● Data provided

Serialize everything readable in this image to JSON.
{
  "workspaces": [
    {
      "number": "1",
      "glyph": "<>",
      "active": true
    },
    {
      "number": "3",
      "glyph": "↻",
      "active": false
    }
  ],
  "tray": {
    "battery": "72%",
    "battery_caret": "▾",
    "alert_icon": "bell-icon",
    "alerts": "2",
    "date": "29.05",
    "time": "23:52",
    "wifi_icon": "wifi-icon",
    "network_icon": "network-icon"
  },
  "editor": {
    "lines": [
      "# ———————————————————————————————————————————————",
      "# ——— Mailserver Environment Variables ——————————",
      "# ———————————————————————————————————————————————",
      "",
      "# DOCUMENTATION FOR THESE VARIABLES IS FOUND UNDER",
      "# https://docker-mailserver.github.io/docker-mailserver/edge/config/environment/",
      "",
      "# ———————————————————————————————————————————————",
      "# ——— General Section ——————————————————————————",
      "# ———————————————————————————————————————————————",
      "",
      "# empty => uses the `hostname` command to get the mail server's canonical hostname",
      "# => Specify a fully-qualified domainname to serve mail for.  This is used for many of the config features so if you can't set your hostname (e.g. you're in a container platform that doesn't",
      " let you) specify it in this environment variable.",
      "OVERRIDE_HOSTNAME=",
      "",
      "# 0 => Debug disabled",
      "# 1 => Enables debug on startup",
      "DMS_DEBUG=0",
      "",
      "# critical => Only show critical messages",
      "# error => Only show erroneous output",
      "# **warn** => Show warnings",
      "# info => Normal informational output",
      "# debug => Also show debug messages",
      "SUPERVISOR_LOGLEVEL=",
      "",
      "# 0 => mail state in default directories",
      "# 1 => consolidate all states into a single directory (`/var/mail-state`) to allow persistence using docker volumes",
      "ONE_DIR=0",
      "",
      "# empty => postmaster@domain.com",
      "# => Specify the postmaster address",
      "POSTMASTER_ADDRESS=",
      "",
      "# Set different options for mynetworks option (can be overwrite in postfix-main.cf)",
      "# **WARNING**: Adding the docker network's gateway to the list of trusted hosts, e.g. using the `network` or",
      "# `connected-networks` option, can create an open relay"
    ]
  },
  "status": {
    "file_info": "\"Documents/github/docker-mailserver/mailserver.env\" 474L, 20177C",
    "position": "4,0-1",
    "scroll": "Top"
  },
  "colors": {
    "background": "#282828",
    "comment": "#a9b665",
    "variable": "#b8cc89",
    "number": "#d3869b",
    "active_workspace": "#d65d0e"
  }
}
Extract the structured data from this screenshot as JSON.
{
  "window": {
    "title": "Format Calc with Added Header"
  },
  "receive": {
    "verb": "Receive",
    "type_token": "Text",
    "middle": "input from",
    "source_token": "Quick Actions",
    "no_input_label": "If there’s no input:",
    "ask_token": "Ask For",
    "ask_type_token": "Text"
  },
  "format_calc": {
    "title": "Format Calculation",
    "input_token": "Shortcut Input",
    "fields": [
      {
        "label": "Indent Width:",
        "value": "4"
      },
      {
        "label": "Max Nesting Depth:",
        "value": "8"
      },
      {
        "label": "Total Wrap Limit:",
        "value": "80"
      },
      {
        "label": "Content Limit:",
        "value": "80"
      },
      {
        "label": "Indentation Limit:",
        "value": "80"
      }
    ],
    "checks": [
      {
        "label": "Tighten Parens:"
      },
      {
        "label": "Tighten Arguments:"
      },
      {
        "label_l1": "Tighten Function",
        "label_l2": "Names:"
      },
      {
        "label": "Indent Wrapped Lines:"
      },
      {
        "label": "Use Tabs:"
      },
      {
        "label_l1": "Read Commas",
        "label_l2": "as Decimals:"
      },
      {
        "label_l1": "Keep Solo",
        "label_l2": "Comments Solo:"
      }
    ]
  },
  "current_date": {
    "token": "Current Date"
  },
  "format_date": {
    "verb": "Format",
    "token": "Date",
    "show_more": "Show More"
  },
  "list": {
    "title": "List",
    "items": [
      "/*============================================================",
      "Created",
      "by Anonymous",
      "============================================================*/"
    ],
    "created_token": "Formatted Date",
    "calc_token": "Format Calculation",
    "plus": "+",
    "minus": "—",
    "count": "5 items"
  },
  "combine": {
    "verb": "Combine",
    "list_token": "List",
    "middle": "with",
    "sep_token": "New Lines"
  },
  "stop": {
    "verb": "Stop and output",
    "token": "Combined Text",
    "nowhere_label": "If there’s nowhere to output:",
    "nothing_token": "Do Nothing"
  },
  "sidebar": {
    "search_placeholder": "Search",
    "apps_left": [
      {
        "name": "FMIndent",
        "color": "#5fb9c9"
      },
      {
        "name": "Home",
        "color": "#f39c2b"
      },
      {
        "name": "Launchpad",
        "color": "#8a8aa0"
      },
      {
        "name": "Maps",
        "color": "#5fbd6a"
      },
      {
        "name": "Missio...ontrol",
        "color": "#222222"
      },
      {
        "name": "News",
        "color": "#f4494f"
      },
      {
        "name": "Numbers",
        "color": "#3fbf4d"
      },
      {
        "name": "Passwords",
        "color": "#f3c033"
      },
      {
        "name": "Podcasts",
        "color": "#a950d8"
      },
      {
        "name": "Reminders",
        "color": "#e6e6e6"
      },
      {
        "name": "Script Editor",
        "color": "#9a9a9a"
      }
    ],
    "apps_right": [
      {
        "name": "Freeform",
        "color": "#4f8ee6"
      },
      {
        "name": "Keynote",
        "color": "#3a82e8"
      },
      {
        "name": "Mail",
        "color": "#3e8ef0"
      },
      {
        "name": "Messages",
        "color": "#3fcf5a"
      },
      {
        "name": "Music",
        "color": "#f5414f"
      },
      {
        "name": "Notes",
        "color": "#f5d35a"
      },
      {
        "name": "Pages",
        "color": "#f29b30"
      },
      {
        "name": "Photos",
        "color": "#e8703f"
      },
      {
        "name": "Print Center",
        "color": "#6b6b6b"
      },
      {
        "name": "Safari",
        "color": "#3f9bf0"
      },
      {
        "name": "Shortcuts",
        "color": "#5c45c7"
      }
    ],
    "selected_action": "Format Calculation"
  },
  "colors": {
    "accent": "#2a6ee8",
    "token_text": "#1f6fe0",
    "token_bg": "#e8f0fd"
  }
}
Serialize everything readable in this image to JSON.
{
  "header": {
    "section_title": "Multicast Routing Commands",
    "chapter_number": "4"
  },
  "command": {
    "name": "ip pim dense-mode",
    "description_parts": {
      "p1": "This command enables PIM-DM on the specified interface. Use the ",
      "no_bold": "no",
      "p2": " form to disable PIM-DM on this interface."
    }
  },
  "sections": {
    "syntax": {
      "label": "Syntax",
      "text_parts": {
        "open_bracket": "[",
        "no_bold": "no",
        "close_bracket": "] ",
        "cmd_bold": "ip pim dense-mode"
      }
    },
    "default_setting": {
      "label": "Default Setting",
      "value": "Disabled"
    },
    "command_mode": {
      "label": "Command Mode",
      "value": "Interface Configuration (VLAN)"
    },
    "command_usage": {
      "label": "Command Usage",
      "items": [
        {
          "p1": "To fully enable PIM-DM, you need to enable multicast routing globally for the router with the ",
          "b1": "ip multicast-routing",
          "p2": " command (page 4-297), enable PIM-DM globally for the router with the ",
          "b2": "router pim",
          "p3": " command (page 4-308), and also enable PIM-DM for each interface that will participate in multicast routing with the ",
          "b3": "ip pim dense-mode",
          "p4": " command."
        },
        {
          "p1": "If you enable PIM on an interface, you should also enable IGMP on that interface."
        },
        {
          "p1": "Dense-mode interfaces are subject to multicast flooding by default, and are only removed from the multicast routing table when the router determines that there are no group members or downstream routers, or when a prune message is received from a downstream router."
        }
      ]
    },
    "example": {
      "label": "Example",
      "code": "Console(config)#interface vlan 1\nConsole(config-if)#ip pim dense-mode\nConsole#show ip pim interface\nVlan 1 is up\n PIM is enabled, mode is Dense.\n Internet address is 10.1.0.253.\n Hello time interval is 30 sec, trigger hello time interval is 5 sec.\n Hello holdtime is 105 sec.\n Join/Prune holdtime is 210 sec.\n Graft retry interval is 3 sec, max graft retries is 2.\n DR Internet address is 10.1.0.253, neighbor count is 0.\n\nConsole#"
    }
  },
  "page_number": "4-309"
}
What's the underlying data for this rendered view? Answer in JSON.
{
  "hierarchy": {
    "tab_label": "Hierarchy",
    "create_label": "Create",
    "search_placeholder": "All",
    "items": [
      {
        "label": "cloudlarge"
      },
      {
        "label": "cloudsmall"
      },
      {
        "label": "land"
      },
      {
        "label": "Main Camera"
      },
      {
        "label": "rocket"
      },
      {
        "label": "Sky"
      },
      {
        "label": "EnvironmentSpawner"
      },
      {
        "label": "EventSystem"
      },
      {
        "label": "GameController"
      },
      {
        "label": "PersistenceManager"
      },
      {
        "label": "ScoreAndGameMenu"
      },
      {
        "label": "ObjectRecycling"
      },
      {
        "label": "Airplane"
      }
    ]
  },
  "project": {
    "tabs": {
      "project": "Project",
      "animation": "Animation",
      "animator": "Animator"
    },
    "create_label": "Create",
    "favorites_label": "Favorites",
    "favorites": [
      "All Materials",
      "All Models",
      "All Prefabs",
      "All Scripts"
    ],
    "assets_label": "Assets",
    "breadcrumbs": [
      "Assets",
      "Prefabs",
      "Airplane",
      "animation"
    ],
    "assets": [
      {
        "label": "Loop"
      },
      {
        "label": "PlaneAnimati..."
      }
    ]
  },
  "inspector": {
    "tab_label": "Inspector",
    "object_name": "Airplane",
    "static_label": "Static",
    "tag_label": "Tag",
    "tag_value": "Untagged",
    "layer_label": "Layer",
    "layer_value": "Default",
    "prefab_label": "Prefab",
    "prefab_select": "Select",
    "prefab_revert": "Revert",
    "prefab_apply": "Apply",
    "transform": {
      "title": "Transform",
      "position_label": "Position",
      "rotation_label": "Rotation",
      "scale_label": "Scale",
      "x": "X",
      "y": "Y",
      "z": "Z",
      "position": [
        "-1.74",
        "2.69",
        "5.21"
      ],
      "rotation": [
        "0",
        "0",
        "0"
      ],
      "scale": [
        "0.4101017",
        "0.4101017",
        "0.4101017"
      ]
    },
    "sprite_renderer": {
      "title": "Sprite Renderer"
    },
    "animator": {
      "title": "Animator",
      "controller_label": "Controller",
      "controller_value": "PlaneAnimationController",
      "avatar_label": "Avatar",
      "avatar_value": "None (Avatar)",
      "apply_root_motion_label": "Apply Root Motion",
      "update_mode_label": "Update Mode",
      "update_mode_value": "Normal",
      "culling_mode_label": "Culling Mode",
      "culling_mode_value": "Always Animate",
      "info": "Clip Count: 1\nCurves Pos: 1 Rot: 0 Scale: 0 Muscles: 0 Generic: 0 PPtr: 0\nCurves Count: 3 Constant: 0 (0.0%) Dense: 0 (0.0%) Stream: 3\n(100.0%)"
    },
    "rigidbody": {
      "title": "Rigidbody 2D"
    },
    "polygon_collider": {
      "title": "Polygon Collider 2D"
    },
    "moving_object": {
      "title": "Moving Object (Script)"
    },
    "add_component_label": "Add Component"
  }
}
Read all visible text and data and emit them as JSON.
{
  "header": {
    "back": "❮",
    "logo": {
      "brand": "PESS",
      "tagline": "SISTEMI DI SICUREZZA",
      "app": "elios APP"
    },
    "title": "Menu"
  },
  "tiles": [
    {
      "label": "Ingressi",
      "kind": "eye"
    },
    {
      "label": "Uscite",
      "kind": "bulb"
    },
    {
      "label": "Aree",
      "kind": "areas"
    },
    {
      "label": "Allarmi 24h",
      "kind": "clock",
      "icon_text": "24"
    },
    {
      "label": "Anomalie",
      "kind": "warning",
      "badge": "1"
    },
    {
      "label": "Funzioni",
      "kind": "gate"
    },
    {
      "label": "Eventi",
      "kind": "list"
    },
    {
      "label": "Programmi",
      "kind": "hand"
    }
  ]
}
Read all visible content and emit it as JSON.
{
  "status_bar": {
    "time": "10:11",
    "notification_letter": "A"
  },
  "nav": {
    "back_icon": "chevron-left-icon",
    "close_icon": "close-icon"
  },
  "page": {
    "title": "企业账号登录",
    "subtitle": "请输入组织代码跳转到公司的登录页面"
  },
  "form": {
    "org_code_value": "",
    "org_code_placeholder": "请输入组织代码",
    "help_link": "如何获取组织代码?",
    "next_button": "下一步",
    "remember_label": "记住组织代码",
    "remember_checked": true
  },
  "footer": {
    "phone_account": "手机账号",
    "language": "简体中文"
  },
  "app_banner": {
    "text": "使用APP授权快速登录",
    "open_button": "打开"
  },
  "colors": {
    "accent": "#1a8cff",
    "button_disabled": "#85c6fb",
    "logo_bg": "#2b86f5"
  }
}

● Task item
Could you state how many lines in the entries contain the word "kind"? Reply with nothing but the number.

● Written solution
8